In 2011, a team from the Oxford Centre for Maritime Archaeology and the National Museum of the Philippines, supported by the IEASM during their annual mission to Aboukir Bay, began to excavate shipwreck 43, a vessel found in the northern section of the Central Harbour of Heracleion-Thonis. The wreck is one of at least 64 ancient shipwrecks discovered during Franck Goddio’s on-going survey and excavations at the port-city.

Upon discovery in 2007, the upper layers of sand around the surviving edges of the wreck had been removed by a team from the IEASM from the surviving edges of shipwreck 43 and the outline mapped. Wood samples were also taken for wood species analysis and radiocarbon dating. Subsequent analyses demonstrates that the structural elements of the wreck were found to be made from locally-available Acacia totilis/radiana, suggesting that the vessel was Egyptian in origin The ship is tentatively dated between 785-–481 cal. B.C.

During the 2011 excavation season, the OCMA team aimed to investigate the wreck through limited stratigraphic excavation in order to understand the sequence of deposition, to assess the state of preservation of the shipwreck, and to document any remaining structural elements. From our preliminary excavations at the stern of the vessel, it would appear that it has a distinctive form of naval architecture that has not been fully documented elsewhere in the ancient Mediterranean. This involved the use of long tenons that were initially fitted to mortice holes that passed through the keel plank, over which multiple lines of planking were added. These were pegged into place with wooden treenails.

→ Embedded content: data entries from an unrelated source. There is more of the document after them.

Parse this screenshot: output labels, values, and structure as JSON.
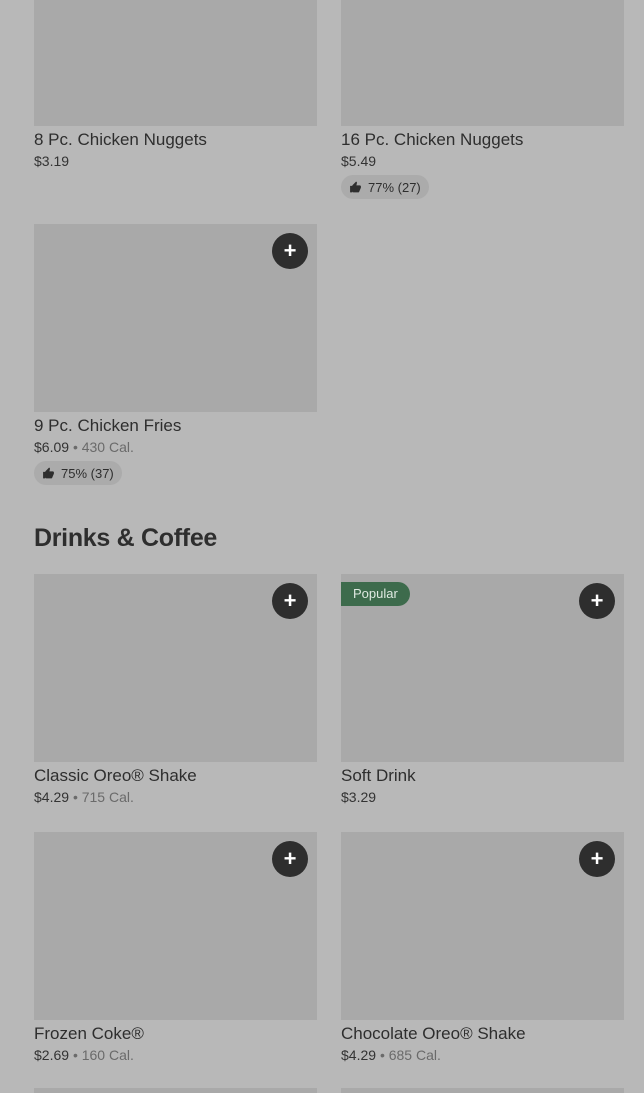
{
  "icons": {
    "add": "plus-icon",
    "rating": "thumbs-up-icon"
  },
  "colors": {
    "badge_popular": "#3d6b4c",
    "add_button": "#2e2e2e",
    "placeholder_image": "#a9a9a9"
  },
  "top_items": [
    {
      "name": "8 Pc. Chicken Nuggets",
      "price": "$3.19"
    },
    {
      "name": "16 Pc. Chicken Nuggets",
      "price": "$5.49",
      "rating": "77% (27)"
    },
    {
      "name": "9 Pc. Chicken Fries",
      "price": "$6.09",
      "separator": "•",
      "calories": "430 Cal.",
      "rating": "75% (37)",
      "add_label": "+"
    }
  ],
  "drinks_section": {
    "title": "Drinks & Coffee",
    "items": [
      {
        "name": "Classic Oreo® Shake",
        "price": "$4.29",
        "separator": "•",
        "calories": "715 Cal.",
        "add_label": "+"
      },
      {
        "name": "Soft Drink",
        "price": "$3.29",
        "badge": "Popular",
        "add_label": "+"
      },
      {
        "name": "Frozen Coke®",
        "price": "$2.69",
        "separator": "•",
        "calories": "160 Cal.",
        "add_label": "+"
      },
      {
        "name": "Chocolate Oreo® Shake",
        "price": "$4.29",
        "separator": "•",
        "calories": "685 Cal.",
        "add_label": "+"
      }
    ]
  }
}
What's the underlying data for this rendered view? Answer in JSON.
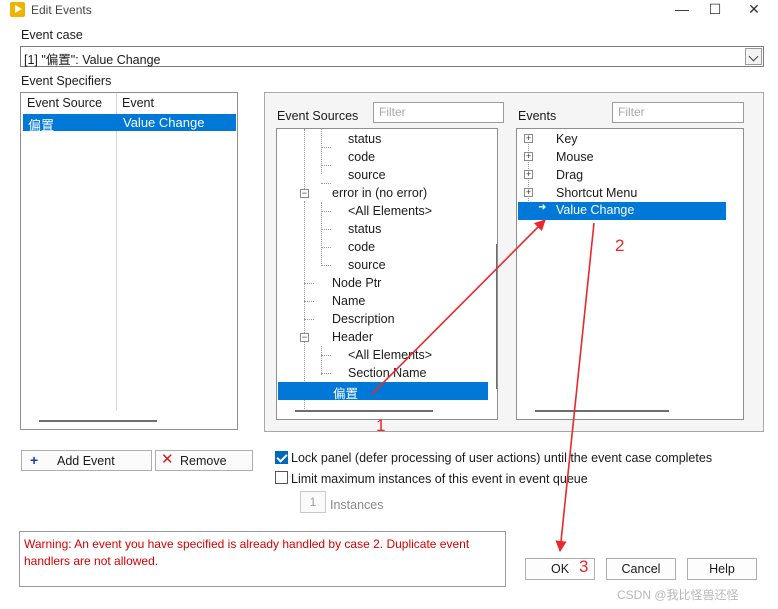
{
  "window": {
    "title": "Edit Events",
    "minimize": "—",
    "maximize": "☐",
    "close": "✕"
  },
  "event_case": {
    "label": "Event case",
    "value": "[1] \"偏置\": Value Change"
  },
  "event_specifiers": {
    "label": "Event Specifiers",
    "columns": [
      "Event Source",
      "Event"
    ],
    "rows": [
      {
        "source": "偏置",
        "event": "Value Change"
      }
    ]
  },
  "event_sources": {
    "label": "Event Sources",
    "filter_placeholder": "Filter",
    "items": [
      {
        "label": "status"
      },
      {
        "label": "code"
      },
      {
        "label": "source"
      },
      {
        "label": "error in (no error)"
      },
      {
        "label": "<All Elements>"
      },
      {
        "label": "status"
      },
      {
        "label": "code"
      },
      {
        "label": "source"
      },
      {
        "label": "Node Ptr"
      },
      {
        "label": "Name"
      },
      {
        "label": "Description"
      },
      {
        "label": "Header"
      },
      {
        "label": "<All Elements>"
      },
      {
        "label": "Section Name"
      },
      {
        "label": "偏置"
      }
    ]
  },
  "events": {
    "label": "Events",
    "filter_placeholder": "Filter",
    "items": [
      {
        "label": "Key"
      },
      {
        "label": "Mouse"
      },
      {
        "label": "Drag"
      },
      {
        "label": "Shortcut Menu"
      },
      {
        "label": "Value Change"
      }
    ]
  },
  "buttons": {
    "add_event": "Add Event",
    "remove": "Remove",
    "ok": "OK",
    "cancel": "Cancel",
    "help": "Help"
  },
  "options": {
    "lock_panel": "Lock panel (defer processing of user actions) until the event case completes",
    "limit_instances": "Limit maximum instances of this event in event queue",
    "instances_value": "1",
    "instances_label": "Instances"
  },
  "warning": "Warning:  An event you have specified is already handled by case 2. Duplicate event handlers are not allowed.",
  "annotations": [
    "1",
    "2",
    "3"
  ],
  "watermark": "CSDN @我比怪兽还怪",
  "colors": {
    "selection": "#0078d7",
    "warning": "#d70000",
    "annotation": "#e8282c"
  }
}
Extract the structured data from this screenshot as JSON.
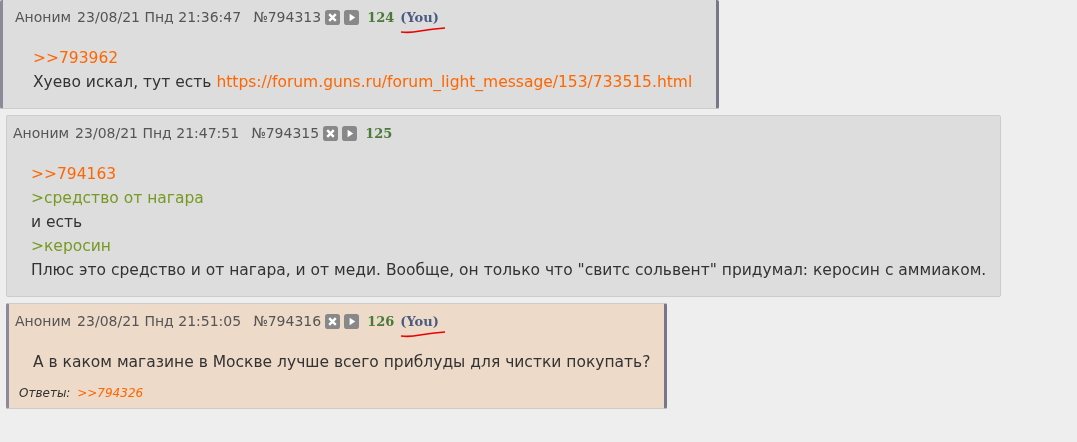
{
  "posts": [
    {
      "name": "Аноним",
      "date": "23/08/21 Пнд 21:36:47",
      "number": "№794313",
      "index": "124",
      "you": "(You)",
      "own": true,
      "highlighted": false,
      "lines": [
        {
          "kind": "reply",
          "text": ">>793962"
        },
        {
          "kind": "text",
          "text": "Хуево искал, тут есть ",
          "link": "https://forum.guns.ru/forum_light_message/153/733515.html"
        }
      ]
    },
    {
      "name": "Аноним",
      "date": "23/08/21 Пнд 21:47:51",
      "number": "№794315",
      "index": "125",
      "own": false,
      "highlighted": false,
      "lines": [
        {
          "kind": "reply",
          "text": ">>794163"
        },
        {
          "kind": "quote",
          "text": ">средство от нагара"
        },
        {
          "kind": "text",
          "text": "и есть"
        },
        {
          "kind": "quote",
          "text": ">керосин"
        },
        {
          "kind": "text",
          "text": "Плюс это средство и от нагара, и от меди. Вообще, он только что \"свитс сольвент\" придумал: керосин с аммиаком."
        }
      ]
    },
    {
      "name": "Аноним",
      "date": "23/08/21 Пнд 21:51:05",
      "number": "№794316",
      "index": "126",
      "you": "(You)",
      "own": true,
      "highlighted": true,
      "lines": [
        {
          "kind": "text",
          "text": "А в каком магазине в Москве лучше всего приблуды для чистки покупать?"
        }
      ],
      "replies": {
        "label": "Ответы:",
        "links": [
          ">>794326"
        ]
      }
    }
  ]
}
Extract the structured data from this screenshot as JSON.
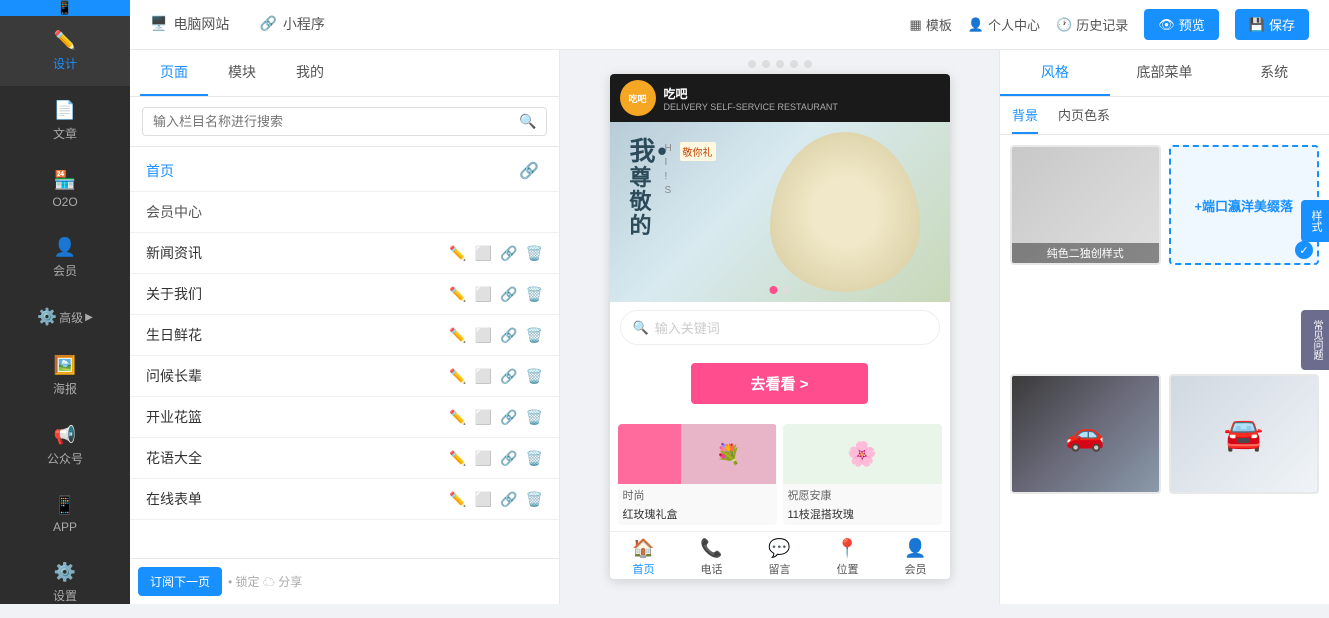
{
  "sidebar": {
    "logo_icon": "📱",
    "items": [
      {
        "label": "设计",
        "icon": "✏️",
        "id": "design",
        "active": true
      },
      {
        "label": "文章",
        "icon": "📄",
        "id": "article"
      },
      {
        "label": "O2O",
        "icon": "🏪",
        "id": "o2o"
      },
      {
        "label": "会员",
        "icon": "👤",
        "id": "member"
      },
      {
        "label": "高级",
        "icon": "⚙️",
        "id": "advanced",
        "has_arrow": true
      },
      {
        "label": "海报",
        "icon": "🖼️",
        "id": "poster"
      },
      {
        "label": "公众号",
        "icon": "📢",
        "id": "wechat"
      },
      {
        "label": "APP",
        "icon": "📱",
        "id": "app"
      },
      {
        "label": "设置",
        "icon": "⚙️",
        "id": "settings"
      }
    ]
  },
  "topbar": {
    "nav_items": [
      {
        "label": "电脑网站",
        "icon": "🖥️",
        "active": false
      },
      {
        "label": "小程序",
        "icon": "🔗",
        "active": false
      }
    ],
    "actions": [
      {
        "label": "模板",
        "icon": "▦"
      },
      {
        "label": "个人中心",
        "icon": "👤"
      },
      {
        "label": "历史记录",
        "icon": "🕐"
      }
    ],
    "preview_label": "预览",
    "save_label": "保存"
  },
  "left_panel": {
    "tabs": [
      {
        "label": "页面",
        "active": true
      },
      {
        "label": "模块",
        "active": false
      },
      {
        "label": "我的",
        "active": false
      }
    ],
    "search_placeholder": "输入栏目名称进行搜索",
    "nav_items": [
      {
        "name": "首页",
        "is_first": true,
        "show_share": true
      },
      {
        "name": "会员中心",
        "is_member": true
      },
      {
        "name": "新闻资讯",
        "show_actions": true
      },
      {
        "name": "关于我们",
        "show_actions": true
      },
      {
        "name": "生日鲜花",
        "show_actions": true
      },
      {
        "name": "问候长辈",
        "show_actions": true
      },
      {
        "name": "开业花篮",
        "show_actions": true
      },
      {
        "name": "花语大全",
        "show_actions": true
      },
      {
        "name": "在线表单",
        "show_actions": true
      }
    ],
    "bottom_button": "订阅下一页"
  },
  "phone_preview": {
    "store_name": "吃吧",
    "store_subtitle": "DELIVERY SELF-SERVICE RESTAURANT",
    "banner_main_text": "我•尊敬的",
    "banner_sub_text": "HI!S",
    "banner_sub_text2": "敬你礼",
    "search_placeholder": "输入关键词",
    "cta_button": "去看看 >",
    "products": [
      {
        "category": "时尚",
        "title": "红玫瑰礼盒",
        "subtitle": ""
      },
      {
        "category": "祝愿安康",
        "title": "11枝混搭玫瑰",
        "subtitle": ""
      }
    ],
    "footer_items": [
      {
        "label": "首页",
        "icon": "🏠",
        "active": true
      },
      {
        "label": "电话",
        "icon": "📞"
      },
      {
        "label": "留言",
        "icon": "💬"
      },
      {
        "label": "位置",
        "icon": "📍"
      },
      {
        "label": "会员",
        "icon": "👤"
      }
    ]
  },
  "right_panel": {
    "tabs": [
      {
        "label": "风格",
        "active": true
      },
      {
        "label": "底部菜单",
        "active": false
      },
      {
        "label": "系统",
        "active": false
      }
    ],
    "sub_tabs": [
      {
        "label": "背景",
        "active": true
      },
      {
        "label": "内页色系",
        "active": false
      }
    ],
    "style_items": [
      {
        "id": "plain",
        "label": "纯色二独创样式",
        "type": "plain"
      },
      {
        "id": "selected",
        "label": "+端口瀛洋美缀落",
        "type": "add",
        "selected": true
      },
      {
        "id": "car1",
        "label": "",
        "type": "car1"
      },
      {
        "id": "car2",
        "label": "",
        "type": "car2"
      }
    ]
  },
  "far_right": {
    "style_tab": "样式",
    "service_tab": "常见问题"
  }
}
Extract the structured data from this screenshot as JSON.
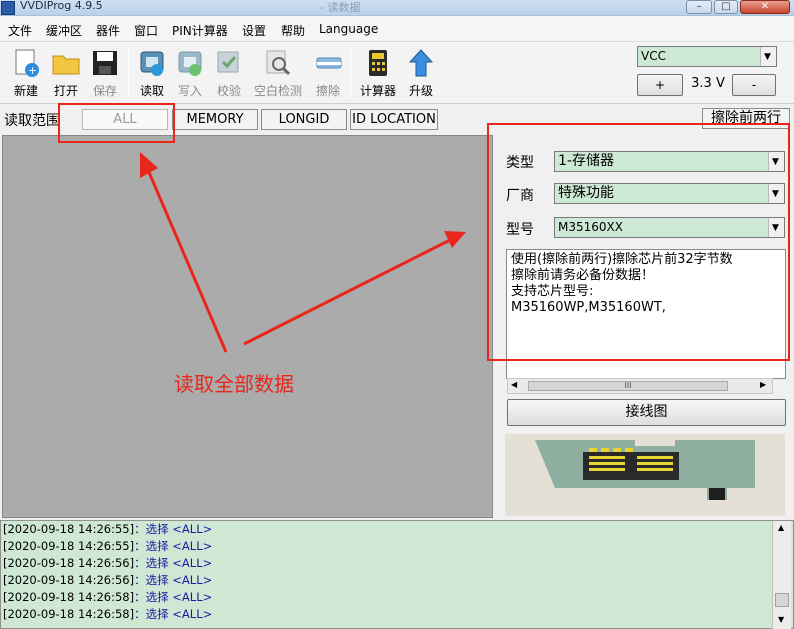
{
  "window": {
    "title": "VVDIProg 4.9.5",
    "subtitle": "- 读数据",
    "min": "–",
    "max": "□",
    "close": "✕"
  },
  "menu": [
    "文件",
    "缓冲区",
    "器件",
    "窗口",
    "PIN计算器",
    "设置",
    "帮助",
    "Language"
  ],
  "toolbar": {
    "new": "新建",
    "open": "打开",
    "save": "保存",
    "read": "读取",
    "write": "写入",
    "verify": "校验",
    "blank_check": "空白检测",
    "erase": "擦除",
    "calculator": "计算器",
    "upgrade": "升级"
  },
  "power": {
    "selected": "VCC",
    "voltage": "3.3 V",
    "plus": "+",
    "minus": "-"
  },
  "range": {
    "label": "读取范围",
    "all": "ALL",
    "memory": "MEMORY",
    "longid": "LONGID",
    "id_location": "ID LOCATION",
    "erase_first_two": "擦除前两行"
  },
  "device": {
    "type_label": "类型",
    "type_value": "1-存储器",
    "vendor_label": "厂商",
    "vendor_value": "特殊功能",
    "model_label": "型号",
    "model_value": "M35160XX",
    "info": [
      "使用(擦除前两行)擦除芯片前32字节数",
      "擦除前请务必备份数据！",
      "支持芯片型号:",
      "M35160WP,M35160WT,"
    ],
    "scroll_thumb": "III",
    "wiring_button": "接线图"
  },
  "log": [
    {
      "time": "[2020-09-18 14:26:55]",
      "msg": "：选择 <ALL>"
    },
    {
      "time": "[2020-09-18 14:26:55]",
      "msg": "：选择 <ALL>"
    },
    {
      "time": "[2020-09-18 14:26:56]",
      "msg": "：选择 <ALL>"
    },
    {
      "time": "[2020-09-18 14:26:56]",
      "msg": "：选择 <ALL>"
    },
    {
      "time": "[2020-09-18 14:26:58]",
      "msg": "：选择 <ALL>"
    },
    {
      "time": "[2020-09-18 14:26:58]",
      "msg": "：选择 <ALL>"
    }
  ],
  "annotation": {
    "text": "读取全部数据",
    "color": "#e8261c"
  }
}
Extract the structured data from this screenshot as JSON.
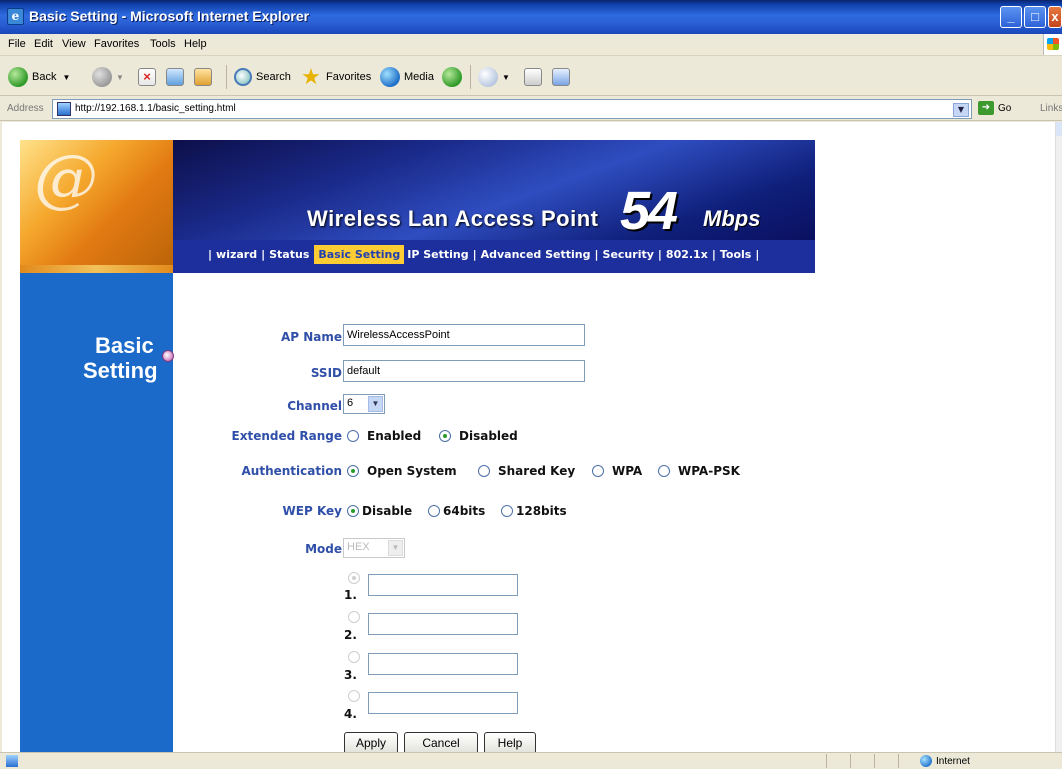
{
  "window": {
    "title": "Basic Setting - Microsoft Internet Explorer"
  },
  "menu": [
    "File",
    "Edit",
    "View",
    "Favorites",
    "Tools",
    "Help"
  ],
  "toolbar": {
    "back": "Back",
    "search": "Search",
    "favorites": "Favorites",
    "media": "Media"
  },
  "address": {
    "label": "Address",
    "url": "http://192.168.1.1/basic_setting.html",
    "go": "Go",
    "links": "Links"
  },
  "banner": {
    "title": "Wireless Lan Access Point",
    "speed": "54",
    "unit": "Mbps"
  },
  "nav": [
    "wizard",
    "Status",
    "Basic Setting",
    "IP Setting",
    "Advanced Setting",
    "Security",
    "802.1x",
    "Tools"
  ],
  "sidebar": {
    "line1": "Basic",
    "line2": "Setting"
  },
  "form": {
    "ap_name_label": "AP Name",
    "ap_name_value": "WirelessAccessPoint",
    "ssid_label": "SSID",
    "ssid_value": "default",
    "channel_label": "Channel",
    "channel_value": "6",
    "ext_range_label": "Extended Range",
    "ext_range_options": [
      "Enabled",
      "Disabled"
    ],
    "ext_range_selected": "Disabled",
    "auth_label": "Authentication",
    "auth_options": [
      "Open System",
      "Shared Key",
      "WPA",
      "WPA-PSK"
    ],
    "auth_selected": "Open System",
    "wep_label": "WEP Key",
    "wep_options": [
      "Disable",
      "64bits",
      "128bits"
    ],
    "wep_selected": "Disable",
    "mode_label": "Mode",
    "mode_value": "HEX",
    "keys": [
      "1.",
      "2.",
      "3.",
      "4."
    ]
  },
  "buttons": {
    "apply": "Apply",
    "cancel": "Cancel",
    "help": "Help"
  },
  "status": {
    "zone": "Internet"
  }
}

From the albeit limited excavations, there do not appear to be any frames and consequently the long tenons may have provided the structural stability of the vessel through a kind of ‘internal framework’. This probably reflects a shipbuilding tradition that developed in accordance with the availability of local supplies of timber and the realities of nautical life at the margins of the Nile Delta.

The excavations also revealed something of the life of the ship following its withdrawal from service and it appears that the vessel was reused in antiquity for a purpose that is, at present, enigmatic. Hypotheses under consideration include the use of the vessel as part of a type of ‘pontoon bridge’ and the deliberate fastening in position for defence or land-reclamation purposes. A stone anchor, found complete with its wooden flukes, was recovered adjacent to the stem plank.

The preliminary results of our initial season have inevitably left us with many more questions than answers and the wreck will be returned to in subsequent missions to Aboukir Bay. The work on wreck 43, led by the Oxford Centre for Maritime Archaeology, complements two other shipwreck excavations by IEASM on what were probably another Egyptian ship and a small watercraft.

This work is supported by grants from the Honor Frost Foundation.

Publications

2011. Robinson, D. ‘Aboukir Bay, Egypt. Shipwreck 43 from the port city of Heracleion’, Nautical Archaeology.

2011. Fabre, D. ‘The Shipwrecks of Heracleion-Thonis: A Preliminary Study’, in D. Robinson and A. Wilson (eds) Maritime Archaeology and Ancient Trade in the Mediterranean. Oxford Centre for Maritime Archaeology Monograph 6: 13–32. Oxford: OCMA